TASK REQUIREMENTS: What should come back is the data below, word for word, minus any picture.

DATA SECTION:
--- --- ---

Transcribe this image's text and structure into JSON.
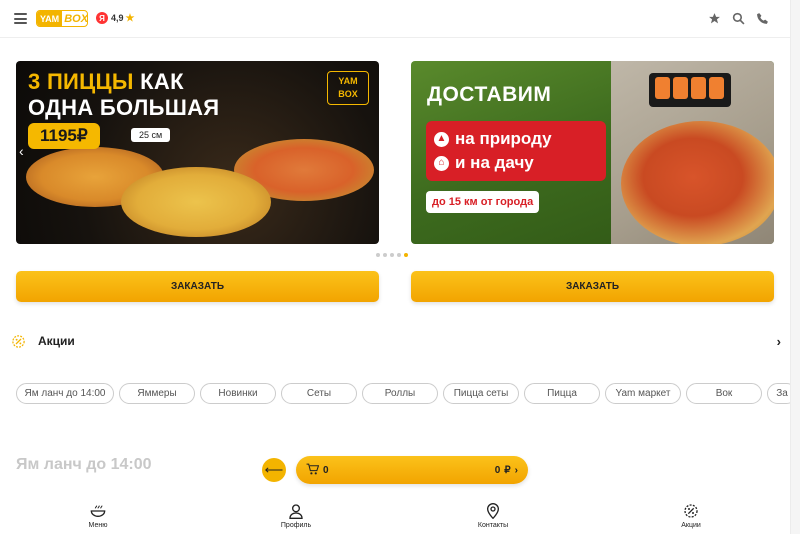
{
  "header": {
    "logo_yam": "YAM",
    "logo_box": "BOX",
    "rating_badge": "Я",
    "rating_value": "4,9",
    "icons": [
      "menu-icon",
      "star-icon",
      "search-icon",
      "phone-icon"
    ]
  },
  "banners": [
    {
      "title_line1_accent": "3 ПИЦЦЫ",
      "title_line1_rest": " КАК",
      "title_line2": "ОДНА БОЛЬШАЯ",
      "price": "1195₽",
      "size": "25 см",
      "logo_line1": "YAM",
      "logo_line2": "BOX",
      "order_label": "ЗАКАЗАТЬ"
    },
    {
      "title": "ДОСТАВИМ",
      "line1": "на природу",
      "line2": "и на дачу",
      "distance": "до 15 км от города",
      "order_label": "ЗАКАЗАТЬ"
    }
  ],
  "carousel": {
    "dots": 5,
    "active": 4
  },
  "promo": {
    "label": "Акции"
  },
  "categories": [
    "Ям ланч до 14:00",
    "Яммеры",
    "Новинки",
    "Сеты",
    "Роллы",
    "Пицца сеты",
    "Пицца",
    "Yam маркет",
    "Вок",
    "За"
  ],
  "section_title": "Ям ланч до 14:00",
  "cart": {
    "count": "0",
    "sum": "0",
    "currency": "₽"
  },
  "bottom_nav": [
    {
      "label": "Меню",
      "icon": "bowl-icon"
    },
    {
      "label": "Профиль",
      "icon": "user-icon"
    },
    {
      "label": "Контакты",
      "icon": "location-icon"
    },
    {
      "label": "Акции",
      "icon": "discount-icon"
    }
  ],
  "colors": {
    "accent": "#f3b400",
    "red": "#d81f26"
  }
}
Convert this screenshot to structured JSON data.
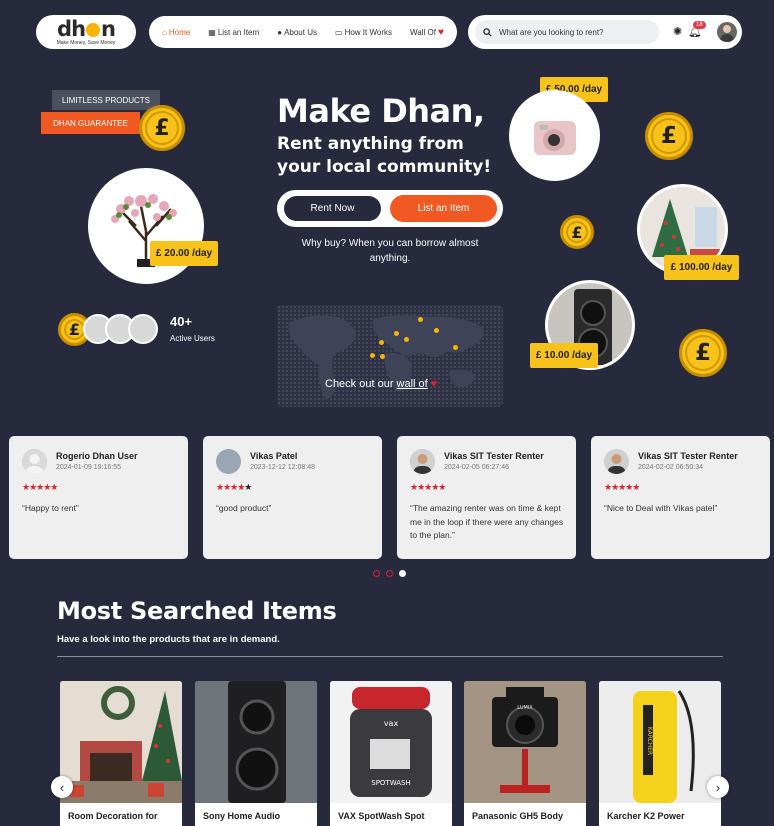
{
  "header": {
    "logo_text": "dhan",
    "logo_tagline": "Make Money, Save Money",
    "nav": [
      {
        "label": "Home",
        "icon": "home-icon"
      },
      {
        "label": "List an Item",
        "icon": "list-icon"
      },
      {
        "label": "About Us",
        "icon": "info-icon"
      },
      {
        "label": "How It Works",
        "icon": "chat-icon"
      },
      {
        "label": "Wall Of",
        "icon": "heart-icon"
      }
    ],
    "search_placeholder": "What are you looking to rent?",
    "notification_count": "18"
  },
  "hero": {
    "tag_limitless": "LIMITLESS PRODUCTS",
    "tag_guarantee": "DHAN GUARANTEE",
    "title": "Make Dhan,",
    "subtitle": "Rent anything from your local community!",
    "rent_now": "Rent Now",
    "list_item": "List an Item",
    "why_text": "Why buy? When you can borrow almost anything.",
    "map_text": "Check out our",
    "map_link": "wall of",
    "users_count": "40+",
    "users_label": "Active Users",
    "coin_symbol": "£",
    "prices": [
      "£ 50.00 /day",
      "£ 20.00 /day",
      "£ 100.00 /day",
      "£ 10.00 /day"
    ]
  },
  "reviews": [
    {
      "name": "Rogerio Dhan User",
      "date": "2024-01-09 19:16:55",
      "stars": "★★★★★",
      "text": "“Happy to rent”"
    },
    {
      "name": "Vikas Patel",
      "date": "2023-12-12 12:08:48",
      "stars": "★★★★★",
      "text": "“good product”"
    },
    {
      "name": "Vikas SIT Tester Renter",
      "date": "2024-02-05 06:27:46",
      "stars": "★★★★★",
      "text": "“The amazing renter was on time & kept me in the loop if there were any changes to the plan.”"
    },
    {
      "name": "Vikas SIT Tester Renter",
      "date": "2024-02-02 06:50:34",
      "stars": "★★★★★",
      "text": "“Nice to Deal with Vikas patel”"
    }
  ],
  "most_searched": {
    "title": "Most Searched Items",
    "subtitle": "Have a look into the products that are in demand.",
    "items": [
      {
        "label": "Room Decoration for"
      },
      {
        "label": "Sony Home Audio"
      },
      {
        "label": "VAX SpotWash Spot"
      },
      {
        "label": "Panasonic GH5 Body"
      },
      {
        "label": "Karcher K2 Power"
      }
    ],
    "vax_logo": "vax",
    "spotwash_logo": "SPOTWASH",
    "lumix_logo": "LUMIX",
    "karcher_logo": "KÄRCHER"
  },
  "colors": {
    "background": "#272a3c",
    "accent": "#f05a22",
    "gold": "#f7c21a"
  }
}
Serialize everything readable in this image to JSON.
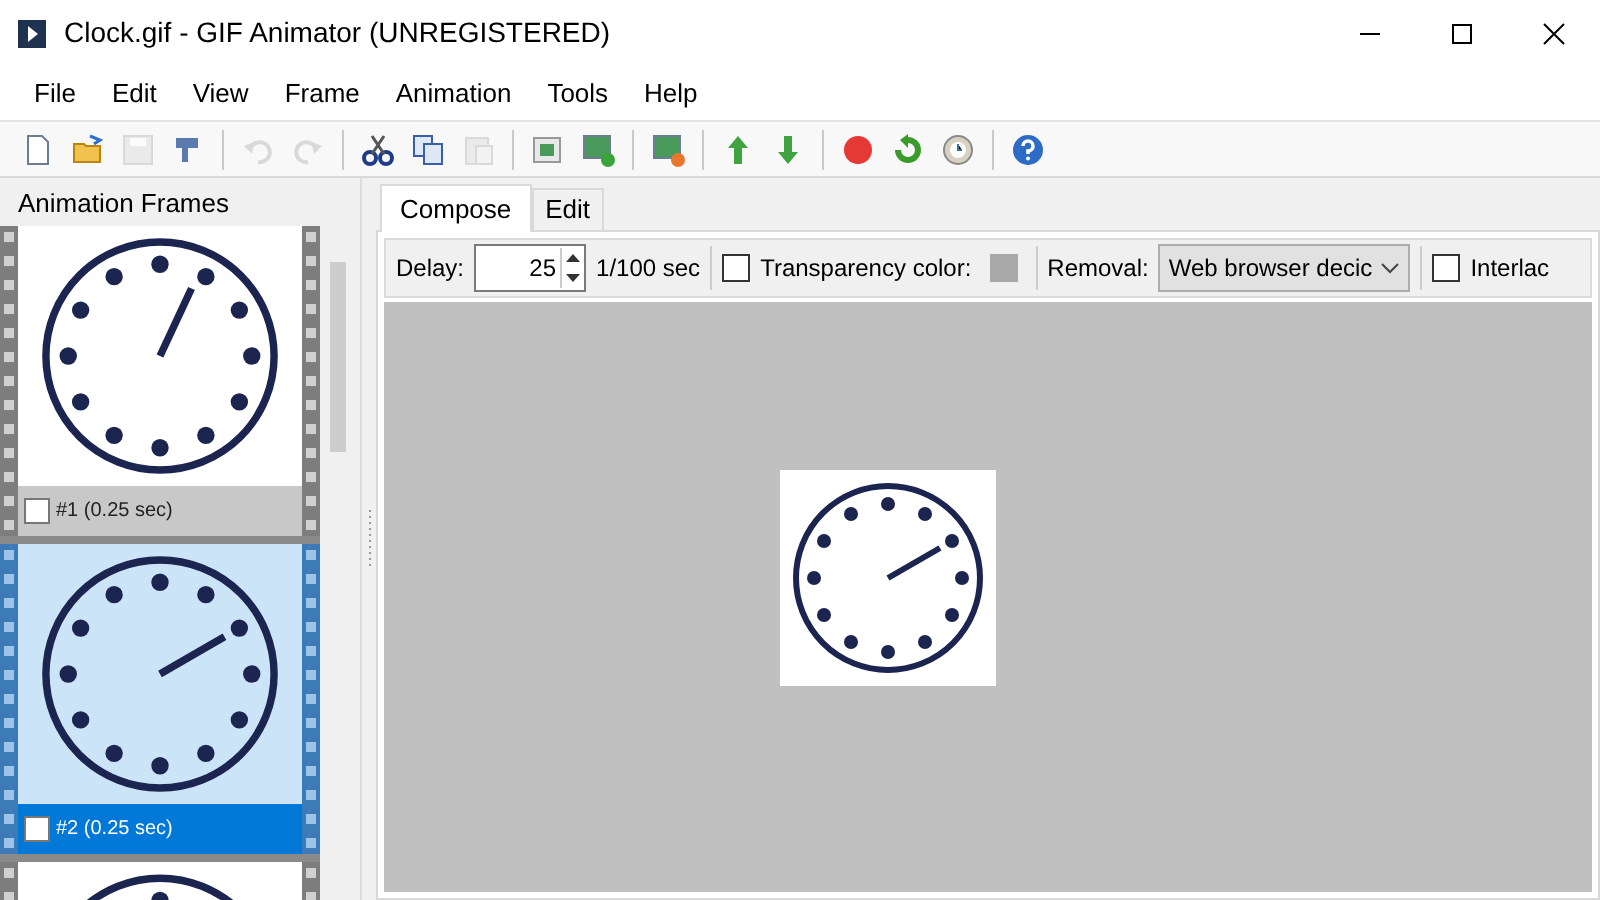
{
  "window": {
    "title": "Clock.gif - GIF Animator (UNREGISTERED)"
  },
  "menu": [
    "File",
    "Edit",
    "View",
    "Frame",
    "Animation",
    "Tools",
    "Help"
  ],
  "toolbar": [
    {
      "kind": "new",
      "disabled": false
    },
    {
      "kind": "open",
      "disabled": false
    },
    {
      "kind": "save",
      "disabled": true
    },
    {
      "kind": "optimize",
      "disabled": false
    },
    {
      "kind": "sep"
    },
    {
      "kind": "undo",
      "disabled": true
    },
    {
      "kind": "redo",
      "disabled": true
    },
    {
      "kind": "sep"
    },
    {
      "kind": "cut",
      "disabled": false
    },
    {
      "kind": "copy",
      "disabled": false
    },
    {
      "kind": "paste",
      "disabled": true
    },
    {
      "kind": "sep"
    },
    {
      "kind": "frame",
      "disabled": false
    },
    {
      "kind": "addframe",
      "disabled": false
    },
    {
      "kind": "sep"
    },
    {
      "kind": "delframe",
      "disabled": false
    },
    {
      "kind": "sep"
    },
    {
      "kind": "up",
      "disabled": false
    },
    {
      "kind": "down",
      "disabled": false
    },
    {
      "kind": "sep"
    },
    {
      "kind": "record",
      "disabled": false
    },
    {
      "kind": "loop",
      "disabled": false
    },
    {
      "kind": "timer",
      "disabled": false
    },
    {
      "kind": "sep"
    },
    {
      "kind": "help",
      "disabled": false
    }
  ],
  "frames_panel": {
    "title": "Animation Frames",
    "frames": [
      {
        "label": "#1 (0.25 sec)",
        "checked": false,
        "selected": false
      },
      {
        "label": "#2 (0.25 sec)",
        "checked": false,
        "selected": true
      }
    ]
  },
  "tabs": [
    {
      "label": "Compose",
      "selected": true
    },
    {
      "label": "Edit",
      "selected": false
    }
  ],
  "options": {
    "delay_label": "Delay:",
    "delay_value": "25",
    "delay_unit": "1/100 sec",
    "transparency": {
      "label": "Transparency color:",
      "checked": false
    },
    "removal_label": "Removal:",
    "removal_value": "Web browser decic",
    "interlace": {
      "label": "Interlac",
      "checked": false
    }
  }
}
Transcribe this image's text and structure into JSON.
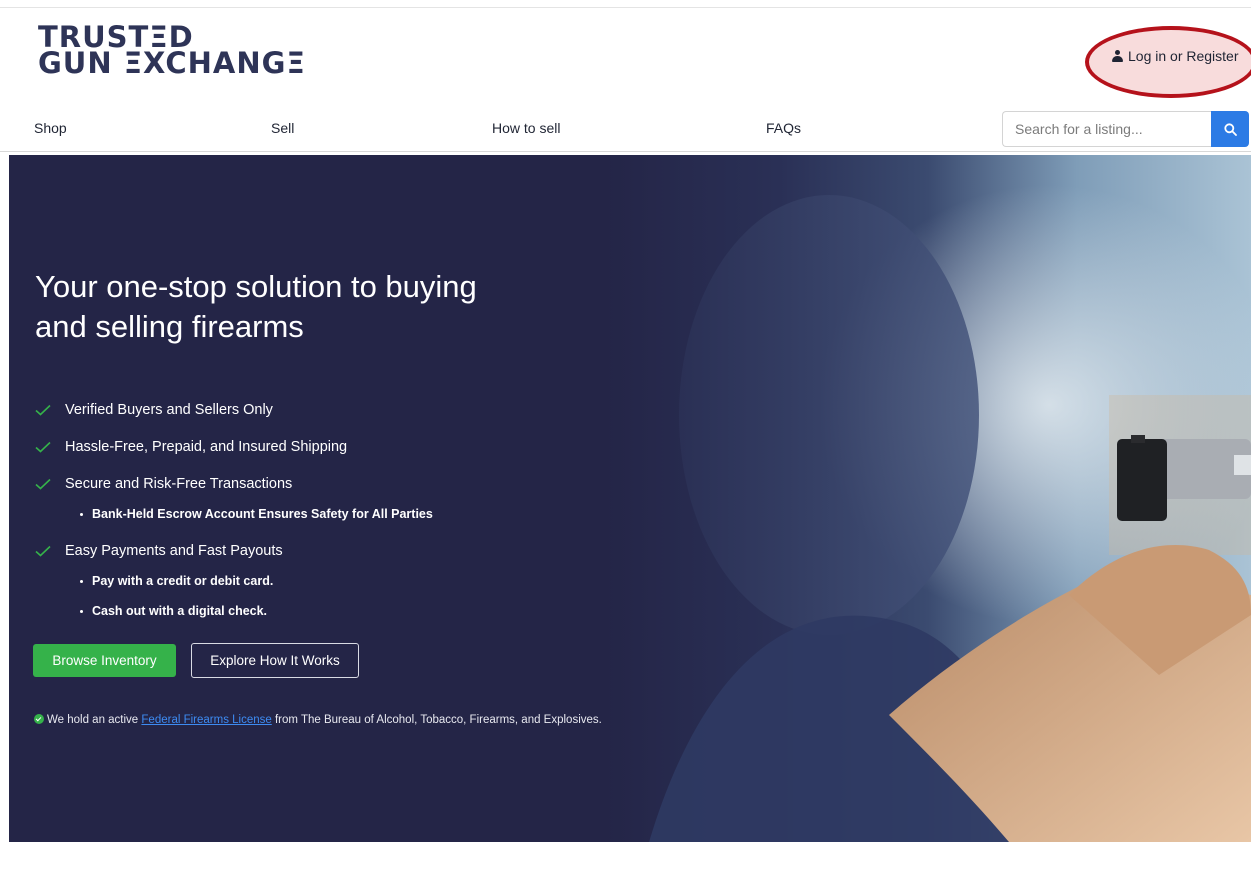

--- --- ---

RESULT OF THE EXERCISE:
Transcribe this image's text and structure into JSON.
{
  "header": {
    "logo_yam": "YAM",
    "logo_box": "BOX",
    "rating_badge": "Я",
    "rating_value": "4,9",
    "icons": [
      "menu-icon",
      "star-icon",
      "search-icon",
      "phone-icon"
    ]
  },
  "banners": [
    {
      "title_line1_accent": "3 ПИЦЦЫ",
      "title_line1_rest": " КАК",
      "title_line2": "ОДНА БОЛЬШАЯ",
      "price": "1195₽",
      "size": "25 см",
      "logo_line1": "YAM",
      "logo_line2": "BOX",
      "order_label": "ЗАКАЗАТЬ"
    },
    {
      "title": "ДОСТАВИМ",
      "line1": "на природу",
      "line2": "и на дачу",
      "distance": "до 15 км от города",
      "order_label": "ЗАКАЗАТЬ"
    }
  ],
  "carousel": {
    "dots": 5,
    "active": 4
  },
  "promo": {
    "label": "Акции"
  },
  "categories": [
    "Ям ланч до 14:00",
    "Яммеры",
    "Новинки",
    "Сеты",
    "Роллы",
    "Пицца сеты",
    "Пицца",
    "Yam маркет",
    "Вок",
    "За"
  ],
  "section_title": "Ям ланч до 14:00",
  "cart": {
    "count": "0",
    "sum": "0",
    "currency": "₽"
  },
  "bottom_nav": [
    {
      "label": "Меню",
      "icon": "bowl-icon"
    },
    {
      "label": "Профиль",
      "icon": "user-icon"
    },
    {
      "label": "Контакты",
      "icon": "location-icon"
    },
    {
      "label": "Акции",
      "icon": "discount-icon"
    }
  ],
  "colors": {
    "accent": "#f3b400",
    "red": "#d81f26"
  }
}
Convert this screenshot to structured JSON data.
{
  "header": {
    "logo_text": "dhan",
    "logo_tagline": "Make Money, Save Money",
    "nav": [
      {
        "label": "Home",
        "icon": "home-icon"
      },
      {
        "label": "List an Item",
        "icon": "list-icon"
      },
      {
        "label": "About Us",
        "icon": "info-icon"
      },
      {
        "label": "How It Works",
        "icon": "chat-icon"
      },
      {
        "label": "Wall Of",
        "icon": "heart-icon"
      }
    ],
    "search_placeholder": "What are you looking to rent?",
    "notification_count": "18"
  },
  "hero": {
    "tag_limitless": "LIMITLESS PRODUCTS",
    "tag_guarantee": "DHAN GUARANTEE",
    "title": "Make Dhan,",
    "subtitle": "Rent anything from your local community!",
    "rent_now": "Rent Now",
    "list_item": "List an Item",
    "why_text": "Why buy? When you can borrow almost anything.",
    "map_text": "Check out our",
    "map_link": "wall of",
    "users_count": "40+",
    "users_label": "Active Users",
    "coin_symbol": "£",
    "prices": [
      "£ 50.00 /day",
      "£ 20.00 /day",
      "£ 100.00 /day",
      "£ 10.00 /day"
    ]
  },
  "reviews": [
    {
      "name": "Rogerio Dhan User",
      "date": "2024-01-09 19:16:55",
      "stars": "★★★★★",
      "text": "“Happy to rent”"
    },
    {
      "name": "Vikas Patel",
      "date": "2023-12-12 12:08:48",
      "stars": "★★★★★",
      "text": "“good product”"
    },
    {
      "name": "Vikas SIT Tester Renter",
      "date": "2024-02-05 06:27:46",
      "stars": "★★★★★",
      "text": "“The amazing renter was on time & kept me in the loop if there were any changes to the plan.”"
    },
    {
      "name": "Vikas SIT Tester Renter",
      "date": "2024-02-02 06:50:34",
      "stars": "★★★★★",
      "text": "“Nice to Deal with Vikas patel”"
    }
  ],
  "most_searched": {
    "title": "Most Searched Items",
    "subtitle": "Have a look into the products that are in demand.",
    "items": [
      {
        "label": "Room Decoration for"
      },
      {
        "label": "Sony Home Audio"
      },
      {
        "label": "VAX SpotWash Spot"
      },
      {
        "label": "Panasonic GH5 Body"
      },
      {
        "label": "Karcher K2 Power"
      }
    ],
    "vax_logo": "vax",
    "spotwash_logo": "SPOTWASH",
    "lumix_logo": "LUMIX",
    "karcher_logo": "KÄRCHER"
  },
  "colors": {
    "background": "#272a3c",
    "accent": "#f05a22",
    "gold": "#f7c21a"
  }
}
Serialize everything readable in this image to JSON.
{
  "window": {
    "title": "Clock.gif - GIF Animator (UNREGISTERED)"
  },
  "menu": [
    "File",
    "Edit",
    "View",
    "Frame",
    "Animation",
    "Tools",
    "Help"
  ],
  "toolbar": [
    {
      "kind": "new",
      "disabled": false
    },
    {
      "kind": "open",
      "disabled": false
    },
    {
      "kind": "save",
      "disabled": true
    },
    {
      "kind": "optimize",
      "disabled": false
    },
    {
      "kind": "sep"
    },
    {
      "kind": "undo",
      "disabled": true
    },
    {
      "kind": "redo",
      "disabled": true
    },
    {
      "kind": "sep"
    },
    {
      "kind": "cut",
      "disabled": false
    },
    {
      "kind": "copy",
      "disabled": false
    },
    {
      "kind": "paste",
      "disabled": true
    },
    {
      "kind": "sep"
    },
    {
      "kind": "frame",
      "disabled": false
    },
    {
      "kind": "addframe",
      "disabled": false
    },
    {
      "kind": "sep"
    },
    {
      "kind": "delframe",
      "disabled": false
    },
    {
      "kind": "sep"
    },
    {
      "kind": "up",
      "disabled": false
    },
    {
      "kind": "down",
      "disabled": false
    },
    {
      "kind": "sep"
    },
    {
      "kind": "record",
      "disabled": false
    },
    {
      "kind": "loop",
      "disabled": false
    },
    {
      "kind": "timer",
      "disabled": false
    },
    {
      "kind": "sep"
    },
    {
      "kind": "help",
      "disabled": false
    }
  ],
  "frames_panel": {
    "title": "Animation Frames",
    "frames": [
      {
        "label": "#1 (0.25 sec)",
        "checked": false,
        "selected": false
      },
      {
        "label": "#2 (0.25 sec)",
        "checked": false,
        "selected": true
      }
    ]
  },
  "tabs": [
    {
      "label": "Compose",
      "selected": true
    },
    {
      "label": "Edit",
      "selected": false
    }
  ],
  "options": {
    "delay_label": "Delay:",
    "delay_value": "25",
    "delay_unit": "1/100 sec",
    "transparency": {
      "label": "Transparency color:",
      "checked": false
    },
    "removal_label": "Removal:",
    "removal_value": "Web browser decic",
    "interlace": {
      "label": "Interlac",
      "checked": false
    }
  }
}
Transcribe this image's text and structure into JSON.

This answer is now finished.